(Source): Knowledge Traditions & Practices of India: Education: Systems & Practices
Dharmashastra book cover
context information

Dharmashastra (धर्मशास्त्र, dharmaśāstra) contains the instructions (shastra) regarding religious conduct of livelihood (dharma), ceremonies, jurisprudence (study of law) and more. It is categorized as smriti, an important and authoritative selection of books dealing with the Hindu lifestyle.

Discover the meaning of taxila in the context of Dharmashastra from relevant books on Exotic India

India history and geogprahy

[Taxila in India history glossaries]

The ancient site of Taxila was identified by Cunningham with the mounds of Shahdheri, nearly one mile north-east of Kals-kalSarai, in the district in Rawalpindi. It was situated at a distance of nearly 20 miles, north west of the modem city of Rawalpindi (Cunningham, 1871).

(Source): Shodhganga: New look on the kushan bengali
India history book cover
context information

The history of India traces the identification of countries, villages, towns and other regions of India, as well as royal dynasties, rulers, tribes, local festivities and traditions and regional languages. Ancient India enjoyed religious freedom and encourages the path of Dharma, a concept common to Buddhism, Hinduism, and Jainism.

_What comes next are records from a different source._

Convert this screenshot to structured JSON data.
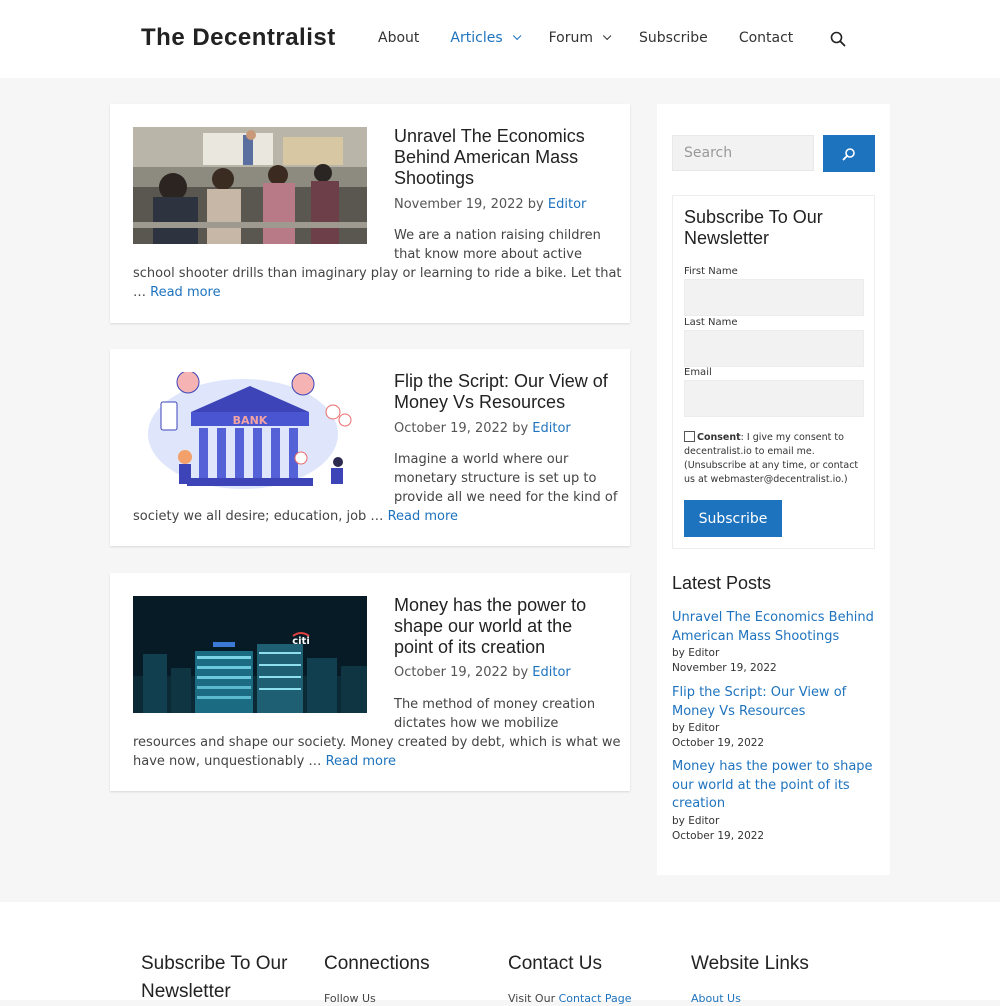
{
  "header": {
    "site_title": "The Decentralist",
    "nav": [
      {
        "label": "About"
      },
      {
        "label": "Articles"
      },
      {
        "label": "Forum"
      },
      {
        "label": "Subscribe"
      },
      {
        "label": "Contact"
      }
    ]
  },
  "posts": [
    {
      "title": "Unravel The Economics Behind American Mass Shootings",
      "date": "November 19, 2022",
      "by": "by",
      "author": "Editor",
      "excerpt_lines": [
        "We are a nation raising children",
        "that know more about active",
        "school shooter drills than imaginary play or learning to ride a bike. Let that",
        "… "
      ],
      "read_more": "Read more"
    },
    {
      "title": "Flip the Script: Our View of Money Vs Resources",
      "date": "October 19, 2022",
      "by": "by",
      "author": "Editor",
      "excerpt_lines": [
        "Imagine a world where our",
        "monetary structure is set up to",
        "provide all we need for the kind of",
        "society we all desire; education, job … "
      ],
      "read_more": "Read more",
      "image_text": "BANK"
    },
    {
      "title": "Money has the power to shape our world at the point of its creation",
      "date": "October 19, 2022",
      "by": "by",
      "author": "Editor",
      "excerpt_lines": [
        "The method of money creation",
        "dictates how we mobilize",
        "resources and shape our society. Money created by debt, which is what we",
        "have now, unquestionably … "
      ],
      "read_more": "Read more",
      "image_text": "citi"
    }
  ],
  "sidebar": {
    "search_placeholder": "Search",
    "newsletter": {
      "title": "Subscribe To Our Newsletter",
      "first_name_label": "First Name",
      "last_name_label": "Last Name",
      "email_label": "Email",
      "consent_bold": "Consent",
      "consent_text": ": I give my consent to decentralist.io to email me. (Unsubscribe at any time, or contact us at webmaster@decentralist.io.)",
      "button": "Subscribe"
    },
    "latest_title": "Latest Posts",
    "latest": [
      {
        "title": "Unravel The Economics Behind American Mass Shootings",
        "by": "by Editor",
        "date": "November 19, 2022"
      },
      {
        "title": "Flip the Script: Our View of Money Vs Resources",
        "by": "by Editor",
        "date": "October 19, 2022"
      },
      {
        "title": "Money has the power to shape our world at the point of its creation",
        "by": "by Editor",
        "date": "October 19, 2022"
      }
    ]
  },
  "footer": {
    "columns": [
      {
        "heading": "Subscribe To Our Newsletter",
        "text": ""
      },
      {
        "heading": "Connections",
        "text": "Follow Us"
      },
      {
        "heading": "Contact Us",
        "text": "Visit Our ",
        "link": "Contact Page"
      },
      {
        "heading": "Website Links",
        "text": "",
        "link": "About Us"
      }
    ]
  },
  "colors": {
    "accent": "#1e73be",
    "background": "#f6f6f6"
  },
  "icons": {
    "search": "search-icon",
    "dropdown": "chevron-down-icon"
  }
}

Discover the meaning of taxila in the context of India history from relevant books on Exotic India

Relevant definitions

Search found 11 related definition(s) that might help you understand this better. Below you will find the 15 most relevant articles:

Takshashila
Takṣaśilā (तक्षशिला) is the name of a city on the banks of the Vitastā according to the Kathāsa...
Gandhara
Gāndhāra refers to an ancient district or cultural territory, as mentioned in the 7th-century M...
Valabhi
Valabhī (वलभी) is the name of a city mentioned to the “story of Kīrtisenā and her cruel mother-...
Parikshit
1) Parīkṣit (परीक्षित्).—A brilliant King of Candravaṃśa. He was the grandson of Arjuna and son...
Nalanda
Nālandā (नालन्दा) (5th–12th CE) in present-day Bihar, was among the world’s first universi...
Cukhsa
Cukhsa is mentioned In Taxila Copper-plate inscription of Patika, and Taxila Silver Vase inscri...
Vikramashila
Vikramaśilā (विक्रमशिला) (8th–12th CE) in present-day Bihar, was among the world’s first u...
Thomas
Thomas the Apostle’s visit to the court of King Gondophares IV Sases.—Thomas the Apostle or St....
Ganges
Ganges civilization.—Nearly a millennium after the Indus civilization had collapsed, the Ganges...
Apollonius
Apollonius of Tyana and King Phraotes.—Philostratus wrote the biography of Apollonius titled “T...
Bhir
Bhir mound is archaeologically important site containing historical evidence of usage of glass ...

Relevant text

Like what you read? Consider supporting this website: